There was no shortage of irony as Bronfman helped wrest Vivendi away from chief executive Jean-Marie Messier. After all, like Messier, Bronfman always came across as a bit of a dilettante and star-struck CEO. At Universal he once sent a memo to studio executives saying he expected to have double-digit earnings growth every quarter, a virtual impossibility in such a hit-driven industry.

But Bronfman did understand certain things. At Seagram he got rid of second-tier brands and inked a lucrative distribution deal with Absolut vodka. More important, he recognized that Seagram's reliance on the slowing liquor business wasn't healthy. He made some shrewd deals, generating a profit of almost 50% on his family's $2.2 billion investment in Time Warner and getting Vivendi to pay a 50% premium for Seagram's shares (alas, he took it in Vivendi stock). And he wisely sold millions of those Vivendi shares, taking about $1 billion off the table.

Still, Bronfman's bottom-line record is such that even if he wanted to take back control of Vivendi's American entertainment assets, as some have speculated, major shareholders would probably oppose it. Edgar has other things to keep him busy, anyway. He has taken a 40% stake in British jeweler Asprey & Garrard, hoping to expand the luxury-goods brand to shoes and other fashion accessories.

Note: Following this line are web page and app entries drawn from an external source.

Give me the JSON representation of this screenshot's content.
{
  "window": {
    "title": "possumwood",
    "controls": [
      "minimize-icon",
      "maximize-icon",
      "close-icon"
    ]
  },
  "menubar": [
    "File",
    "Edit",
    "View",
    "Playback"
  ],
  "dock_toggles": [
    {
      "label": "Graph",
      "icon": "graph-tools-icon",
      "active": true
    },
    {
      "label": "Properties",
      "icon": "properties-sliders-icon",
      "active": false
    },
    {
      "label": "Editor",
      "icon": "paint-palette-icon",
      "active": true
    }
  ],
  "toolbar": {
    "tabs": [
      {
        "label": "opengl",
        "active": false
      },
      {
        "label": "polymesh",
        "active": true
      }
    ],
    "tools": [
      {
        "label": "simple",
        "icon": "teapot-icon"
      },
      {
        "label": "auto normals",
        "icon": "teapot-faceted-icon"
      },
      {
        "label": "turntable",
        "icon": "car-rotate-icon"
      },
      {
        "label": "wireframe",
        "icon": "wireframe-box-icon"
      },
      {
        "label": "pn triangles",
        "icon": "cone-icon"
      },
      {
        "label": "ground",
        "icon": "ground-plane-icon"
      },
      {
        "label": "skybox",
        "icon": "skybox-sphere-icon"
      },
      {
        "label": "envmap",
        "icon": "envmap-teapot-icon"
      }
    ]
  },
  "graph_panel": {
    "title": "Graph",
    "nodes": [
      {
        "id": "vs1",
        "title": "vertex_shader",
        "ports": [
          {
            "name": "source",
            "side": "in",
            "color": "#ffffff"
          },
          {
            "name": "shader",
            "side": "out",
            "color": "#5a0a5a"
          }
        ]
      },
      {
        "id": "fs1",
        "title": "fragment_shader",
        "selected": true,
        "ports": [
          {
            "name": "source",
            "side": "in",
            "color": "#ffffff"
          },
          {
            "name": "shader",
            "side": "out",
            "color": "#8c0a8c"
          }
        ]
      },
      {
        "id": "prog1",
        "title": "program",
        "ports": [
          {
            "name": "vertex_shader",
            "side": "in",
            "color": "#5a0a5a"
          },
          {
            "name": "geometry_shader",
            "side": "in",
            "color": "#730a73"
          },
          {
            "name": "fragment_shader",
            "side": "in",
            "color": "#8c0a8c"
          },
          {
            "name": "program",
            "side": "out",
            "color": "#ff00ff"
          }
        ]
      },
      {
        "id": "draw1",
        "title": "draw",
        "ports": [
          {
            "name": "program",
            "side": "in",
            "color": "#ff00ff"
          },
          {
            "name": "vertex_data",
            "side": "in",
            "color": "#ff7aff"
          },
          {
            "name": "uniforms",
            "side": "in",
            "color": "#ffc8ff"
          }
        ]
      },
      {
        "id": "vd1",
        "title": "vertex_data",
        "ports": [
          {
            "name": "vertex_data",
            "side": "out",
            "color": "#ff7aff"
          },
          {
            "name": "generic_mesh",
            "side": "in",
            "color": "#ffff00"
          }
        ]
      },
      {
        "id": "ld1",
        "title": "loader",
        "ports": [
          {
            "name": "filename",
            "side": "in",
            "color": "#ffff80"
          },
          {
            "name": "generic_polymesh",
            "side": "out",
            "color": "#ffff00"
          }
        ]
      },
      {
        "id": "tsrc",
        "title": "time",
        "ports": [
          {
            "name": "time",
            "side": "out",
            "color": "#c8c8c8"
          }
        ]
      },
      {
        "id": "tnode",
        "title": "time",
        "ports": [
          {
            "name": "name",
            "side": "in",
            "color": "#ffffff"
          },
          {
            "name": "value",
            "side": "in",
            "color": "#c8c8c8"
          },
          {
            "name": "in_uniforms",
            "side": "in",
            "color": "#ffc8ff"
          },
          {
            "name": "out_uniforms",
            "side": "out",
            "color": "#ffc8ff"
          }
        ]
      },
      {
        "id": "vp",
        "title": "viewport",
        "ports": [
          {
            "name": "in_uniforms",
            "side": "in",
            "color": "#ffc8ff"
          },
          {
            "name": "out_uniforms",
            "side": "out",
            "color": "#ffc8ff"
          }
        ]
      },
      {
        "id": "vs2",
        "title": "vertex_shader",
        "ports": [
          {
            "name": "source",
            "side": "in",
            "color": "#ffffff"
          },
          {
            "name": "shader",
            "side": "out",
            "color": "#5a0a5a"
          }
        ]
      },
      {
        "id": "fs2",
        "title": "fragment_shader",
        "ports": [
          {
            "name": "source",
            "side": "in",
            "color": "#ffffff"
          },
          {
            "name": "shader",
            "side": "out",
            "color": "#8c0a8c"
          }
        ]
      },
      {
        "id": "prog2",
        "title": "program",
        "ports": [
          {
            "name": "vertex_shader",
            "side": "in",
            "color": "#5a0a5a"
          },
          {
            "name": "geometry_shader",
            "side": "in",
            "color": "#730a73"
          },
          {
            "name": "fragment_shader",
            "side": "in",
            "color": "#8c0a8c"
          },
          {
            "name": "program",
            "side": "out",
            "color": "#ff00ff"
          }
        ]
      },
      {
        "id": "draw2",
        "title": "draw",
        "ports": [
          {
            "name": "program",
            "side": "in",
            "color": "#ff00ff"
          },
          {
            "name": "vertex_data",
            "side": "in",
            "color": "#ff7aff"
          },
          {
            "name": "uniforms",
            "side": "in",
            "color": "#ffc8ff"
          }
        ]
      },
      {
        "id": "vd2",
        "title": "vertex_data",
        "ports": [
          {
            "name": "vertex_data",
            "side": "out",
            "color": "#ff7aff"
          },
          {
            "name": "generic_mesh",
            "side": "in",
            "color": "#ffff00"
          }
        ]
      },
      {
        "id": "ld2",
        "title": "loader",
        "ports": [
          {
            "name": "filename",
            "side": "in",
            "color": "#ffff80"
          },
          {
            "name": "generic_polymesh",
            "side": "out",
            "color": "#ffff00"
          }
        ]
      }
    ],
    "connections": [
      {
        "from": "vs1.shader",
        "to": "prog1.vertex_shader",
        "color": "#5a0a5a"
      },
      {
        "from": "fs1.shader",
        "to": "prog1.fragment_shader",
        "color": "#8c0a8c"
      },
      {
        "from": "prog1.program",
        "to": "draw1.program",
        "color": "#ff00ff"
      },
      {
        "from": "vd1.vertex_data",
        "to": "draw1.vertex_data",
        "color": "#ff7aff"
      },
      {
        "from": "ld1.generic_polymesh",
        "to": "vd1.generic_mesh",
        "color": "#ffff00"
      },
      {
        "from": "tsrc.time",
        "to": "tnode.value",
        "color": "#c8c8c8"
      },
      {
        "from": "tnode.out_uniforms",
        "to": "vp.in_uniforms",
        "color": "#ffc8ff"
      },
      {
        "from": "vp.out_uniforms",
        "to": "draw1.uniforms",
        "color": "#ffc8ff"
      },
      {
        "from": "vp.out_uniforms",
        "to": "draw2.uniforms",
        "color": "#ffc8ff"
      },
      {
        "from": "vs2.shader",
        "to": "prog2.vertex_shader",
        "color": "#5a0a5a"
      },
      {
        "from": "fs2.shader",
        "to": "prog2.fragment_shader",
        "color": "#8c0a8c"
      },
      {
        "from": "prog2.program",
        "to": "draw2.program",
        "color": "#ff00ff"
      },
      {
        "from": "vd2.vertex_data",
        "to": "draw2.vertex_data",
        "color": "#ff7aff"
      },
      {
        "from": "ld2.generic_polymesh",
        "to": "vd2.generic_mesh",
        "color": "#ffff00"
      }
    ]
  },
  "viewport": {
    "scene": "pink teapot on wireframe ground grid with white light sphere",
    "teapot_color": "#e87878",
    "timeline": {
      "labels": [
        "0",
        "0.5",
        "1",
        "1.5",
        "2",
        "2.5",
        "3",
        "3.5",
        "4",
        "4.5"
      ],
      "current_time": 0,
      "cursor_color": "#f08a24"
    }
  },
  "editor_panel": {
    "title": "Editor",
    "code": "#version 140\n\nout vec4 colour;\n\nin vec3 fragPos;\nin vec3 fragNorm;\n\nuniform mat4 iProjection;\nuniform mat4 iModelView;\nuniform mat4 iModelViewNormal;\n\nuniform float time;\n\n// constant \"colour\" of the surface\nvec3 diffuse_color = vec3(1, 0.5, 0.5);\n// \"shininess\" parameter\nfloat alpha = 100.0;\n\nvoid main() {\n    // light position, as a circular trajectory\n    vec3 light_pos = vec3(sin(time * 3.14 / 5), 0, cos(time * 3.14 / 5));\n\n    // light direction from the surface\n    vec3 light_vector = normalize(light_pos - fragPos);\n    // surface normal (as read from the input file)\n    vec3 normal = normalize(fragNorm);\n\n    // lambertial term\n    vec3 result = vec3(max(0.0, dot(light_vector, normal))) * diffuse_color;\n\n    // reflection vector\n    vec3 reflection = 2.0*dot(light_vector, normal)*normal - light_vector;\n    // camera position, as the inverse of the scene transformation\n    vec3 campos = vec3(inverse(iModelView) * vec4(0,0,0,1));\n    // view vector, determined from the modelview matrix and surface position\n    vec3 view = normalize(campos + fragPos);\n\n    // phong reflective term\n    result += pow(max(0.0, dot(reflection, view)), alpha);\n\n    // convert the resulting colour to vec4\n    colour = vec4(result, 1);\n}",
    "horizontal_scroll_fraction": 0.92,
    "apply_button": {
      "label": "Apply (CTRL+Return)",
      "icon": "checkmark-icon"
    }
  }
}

His family members must surely hope they will still be able to afford to dress that way.